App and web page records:
+++++
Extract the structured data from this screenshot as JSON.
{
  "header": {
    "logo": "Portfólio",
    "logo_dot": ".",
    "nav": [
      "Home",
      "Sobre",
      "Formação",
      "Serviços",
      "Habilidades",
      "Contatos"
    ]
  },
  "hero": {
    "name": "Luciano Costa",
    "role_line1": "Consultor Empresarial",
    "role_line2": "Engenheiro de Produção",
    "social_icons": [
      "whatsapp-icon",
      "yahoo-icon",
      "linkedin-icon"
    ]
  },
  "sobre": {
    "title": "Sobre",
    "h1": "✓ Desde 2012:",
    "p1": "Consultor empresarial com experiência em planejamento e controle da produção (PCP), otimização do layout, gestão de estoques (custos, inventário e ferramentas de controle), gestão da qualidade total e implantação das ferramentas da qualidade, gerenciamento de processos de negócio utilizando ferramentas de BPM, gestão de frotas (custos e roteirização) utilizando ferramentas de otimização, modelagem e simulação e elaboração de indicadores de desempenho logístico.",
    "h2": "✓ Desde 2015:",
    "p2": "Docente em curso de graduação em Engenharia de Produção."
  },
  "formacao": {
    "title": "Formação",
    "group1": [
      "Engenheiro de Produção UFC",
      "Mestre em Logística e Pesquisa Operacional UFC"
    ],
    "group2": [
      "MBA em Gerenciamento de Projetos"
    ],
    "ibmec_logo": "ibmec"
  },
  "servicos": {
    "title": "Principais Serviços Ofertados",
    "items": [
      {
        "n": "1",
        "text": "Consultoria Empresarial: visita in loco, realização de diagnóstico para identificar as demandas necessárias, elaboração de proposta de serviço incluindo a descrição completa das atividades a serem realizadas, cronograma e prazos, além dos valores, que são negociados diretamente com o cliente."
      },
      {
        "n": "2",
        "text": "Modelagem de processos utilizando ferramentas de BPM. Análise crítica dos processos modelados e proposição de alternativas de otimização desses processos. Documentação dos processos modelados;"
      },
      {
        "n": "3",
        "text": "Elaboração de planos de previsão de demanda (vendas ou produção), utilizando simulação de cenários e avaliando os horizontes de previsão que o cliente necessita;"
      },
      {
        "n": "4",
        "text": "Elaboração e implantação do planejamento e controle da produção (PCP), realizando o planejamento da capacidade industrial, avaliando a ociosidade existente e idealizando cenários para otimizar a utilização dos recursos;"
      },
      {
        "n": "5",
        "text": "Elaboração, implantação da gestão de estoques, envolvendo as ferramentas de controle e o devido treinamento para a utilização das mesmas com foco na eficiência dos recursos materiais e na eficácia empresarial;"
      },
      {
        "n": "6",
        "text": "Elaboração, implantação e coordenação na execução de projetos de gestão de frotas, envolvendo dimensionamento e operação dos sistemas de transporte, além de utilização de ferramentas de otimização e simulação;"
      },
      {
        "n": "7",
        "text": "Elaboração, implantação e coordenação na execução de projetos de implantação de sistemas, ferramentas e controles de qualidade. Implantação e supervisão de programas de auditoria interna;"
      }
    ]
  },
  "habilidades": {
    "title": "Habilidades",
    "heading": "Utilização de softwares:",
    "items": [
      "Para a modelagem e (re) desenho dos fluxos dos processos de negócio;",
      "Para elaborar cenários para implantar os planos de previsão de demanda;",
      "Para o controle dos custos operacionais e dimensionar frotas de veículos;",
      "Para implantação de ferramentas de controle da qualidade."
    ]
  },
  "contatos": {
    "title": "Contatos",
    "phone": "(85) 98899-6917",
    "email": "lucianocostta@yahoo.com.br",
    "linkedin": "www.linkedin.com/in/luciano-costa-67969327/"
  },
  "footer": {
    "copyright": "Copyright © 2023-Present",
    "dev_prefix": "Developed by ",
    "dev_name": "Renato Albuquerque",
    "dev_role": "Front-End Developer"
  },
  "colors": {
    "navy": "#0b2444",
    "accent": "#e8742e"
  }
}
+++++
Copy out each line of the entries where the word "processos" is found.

    "p1": "Consultor empresarial com experiência em planejamento e controle da produção (PCP), otimização do layout, gestão de estoques (custos, inventário e ferramentas de controle), gestão da qualidade total e implantação das ferramentas da qualidade, gerenciamento de processos de negócio utilizando ferramentas de BPM, gestão de frotas (custos e roteirização) utilizando ferramentas de otimização, modelagem e simulação e elaboração de indicadores de desempenho logístico.",
        "text": "Modelagem de processos utilizando ferramentas de BPM. Análise crítica dos processos modelados e proposição de alternativas de otimização desses processos. Documentação dos processos modelados;"
      "Para a modelagem e (re) desenho dos fluxos dos processos de negócio;",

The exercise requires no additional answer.